• **Data shown**:

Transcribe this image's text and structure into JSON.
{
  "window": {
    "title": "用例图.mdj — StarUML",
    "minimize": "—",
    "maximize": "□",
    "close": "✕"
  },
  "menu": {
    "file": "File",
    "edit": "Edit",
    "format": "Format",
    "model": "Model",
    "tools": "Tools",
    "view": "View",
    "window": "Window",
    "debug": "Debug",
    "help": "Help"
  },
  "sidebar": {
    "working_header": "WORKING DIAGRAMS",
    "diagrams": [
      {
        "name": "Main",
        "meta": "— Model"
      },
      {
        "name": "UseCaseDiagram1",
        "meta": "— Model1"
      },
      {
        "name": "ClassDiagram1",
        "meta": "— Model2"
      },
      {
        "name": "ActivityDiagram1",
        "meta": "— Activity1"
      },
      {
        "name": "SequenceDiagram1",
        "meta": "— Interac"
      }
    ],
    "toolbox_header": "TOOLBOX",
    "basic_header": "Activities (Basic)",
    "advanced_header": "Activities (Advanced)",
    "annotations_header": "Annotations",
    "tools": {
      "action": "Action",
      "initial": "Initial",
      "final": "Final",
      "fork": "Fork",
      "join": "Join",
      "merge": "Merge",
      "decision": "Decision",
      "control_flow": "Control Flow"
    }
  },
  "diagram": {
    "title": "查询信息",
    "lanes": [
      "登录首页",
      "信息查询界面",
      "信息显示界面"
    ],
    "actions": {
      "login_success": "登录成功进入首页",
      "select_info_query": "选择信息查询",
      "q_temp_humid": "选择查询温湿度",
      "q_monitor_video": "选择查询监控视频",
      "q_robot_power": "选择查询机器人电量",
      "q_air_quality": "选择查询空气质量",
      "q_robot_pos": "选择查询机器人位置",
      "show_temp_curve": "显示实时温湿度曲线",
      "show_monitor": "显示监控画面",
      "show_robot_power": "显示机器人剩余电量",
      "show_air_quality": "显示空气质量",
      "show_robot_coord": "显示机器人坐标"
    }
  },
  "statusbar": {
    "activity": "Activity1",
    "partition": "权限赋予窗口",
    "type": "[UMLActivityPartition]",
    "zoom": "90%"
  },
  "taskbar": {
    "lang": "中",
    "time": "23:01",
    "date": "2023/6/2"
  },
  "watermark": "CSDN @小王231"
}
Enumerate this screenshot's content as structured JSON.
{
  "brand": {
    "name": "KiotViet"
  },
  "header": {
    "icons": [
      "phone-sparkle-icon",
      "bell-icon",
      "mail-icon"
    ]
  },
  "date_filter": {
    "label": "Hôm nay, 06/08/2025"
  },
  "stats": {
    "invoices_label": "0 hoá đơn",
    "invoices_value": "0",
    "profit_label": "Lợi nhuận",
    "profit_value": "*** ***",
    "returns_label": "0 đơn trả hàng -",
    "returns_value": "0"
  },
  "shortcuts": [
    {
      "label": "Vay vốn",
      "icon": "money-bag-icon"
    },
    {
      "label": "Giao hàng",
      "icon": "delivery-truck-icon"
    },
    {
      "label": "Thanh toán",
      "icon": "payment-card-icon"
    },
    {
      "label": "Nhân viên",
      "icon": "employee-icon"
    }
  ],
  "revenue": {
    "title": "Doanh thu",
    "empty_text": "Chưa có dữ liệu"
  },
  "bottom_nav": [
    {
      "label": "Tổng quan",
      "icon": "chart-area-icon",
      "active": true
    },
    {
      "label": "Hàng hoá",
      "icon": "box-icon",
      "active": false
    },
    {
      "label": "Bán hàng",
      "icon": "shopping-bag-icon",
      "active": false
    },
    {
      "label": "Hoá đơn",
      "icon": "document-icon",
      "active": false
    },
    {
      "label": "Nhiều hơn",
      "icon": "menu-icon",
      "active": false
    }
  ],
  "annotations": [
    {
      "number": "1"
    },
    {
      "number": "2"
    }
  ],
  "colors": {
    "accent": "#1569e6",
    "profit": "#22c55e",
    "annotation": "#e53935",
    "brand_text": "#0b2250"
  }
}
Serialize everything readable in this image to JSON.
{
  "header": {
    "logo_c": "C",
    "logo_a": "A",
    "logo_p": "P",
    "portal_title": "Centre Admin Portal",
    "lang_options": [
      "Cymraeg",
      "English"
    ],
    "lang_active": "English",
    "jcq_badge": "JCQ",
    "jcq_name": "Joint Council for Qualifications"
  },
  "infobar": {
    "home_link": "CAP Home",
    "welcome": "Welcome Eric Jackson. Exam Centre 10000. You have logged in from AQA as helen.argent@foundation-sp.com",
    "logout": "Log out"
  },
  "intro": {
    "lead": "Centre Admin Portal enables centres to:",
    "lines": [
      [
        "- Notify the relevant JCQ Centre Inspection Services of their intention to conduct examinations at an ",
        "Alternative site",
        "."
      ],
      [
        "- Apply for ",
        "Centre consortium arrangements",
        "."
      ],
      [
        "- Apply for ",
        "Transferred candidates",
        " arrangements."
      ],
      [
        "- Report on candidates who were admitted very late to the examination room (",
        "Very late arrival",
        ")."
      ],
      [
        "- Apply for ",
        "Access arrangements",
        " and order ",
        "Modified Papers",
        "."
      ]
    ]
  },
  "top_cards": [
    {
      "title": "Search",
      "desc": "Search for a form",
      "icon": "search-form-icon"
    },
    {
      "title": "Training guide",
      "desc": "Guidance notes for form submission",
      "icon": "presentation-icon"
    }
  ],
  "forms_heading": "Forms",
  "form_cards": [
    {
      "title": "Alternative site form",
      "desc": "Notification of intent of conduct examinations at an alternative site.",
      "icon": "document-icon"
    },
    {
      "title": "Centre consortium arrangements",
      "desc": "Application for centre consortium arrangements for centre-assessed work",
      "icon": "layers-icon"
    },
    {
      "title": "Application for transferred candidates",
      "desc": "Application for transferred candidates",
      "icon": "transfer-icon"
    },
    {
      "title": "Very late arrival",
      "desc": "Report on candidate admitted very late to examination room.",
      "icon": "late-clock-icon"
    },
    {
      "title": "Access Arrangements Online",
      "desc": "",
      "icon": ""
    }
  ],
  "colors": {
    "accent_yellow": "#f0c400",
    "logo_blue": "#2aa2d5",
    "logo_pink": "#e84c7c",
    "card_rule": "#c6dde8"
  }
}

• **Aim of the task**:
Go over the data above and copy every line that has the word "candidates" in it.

• **Result below**:
        "Transferred candidates",
        "- Report on candidates who were admitted very late to the examination room (",
      "title": "Application for transferred candidates",
      "desc": "Application for transferred candidates",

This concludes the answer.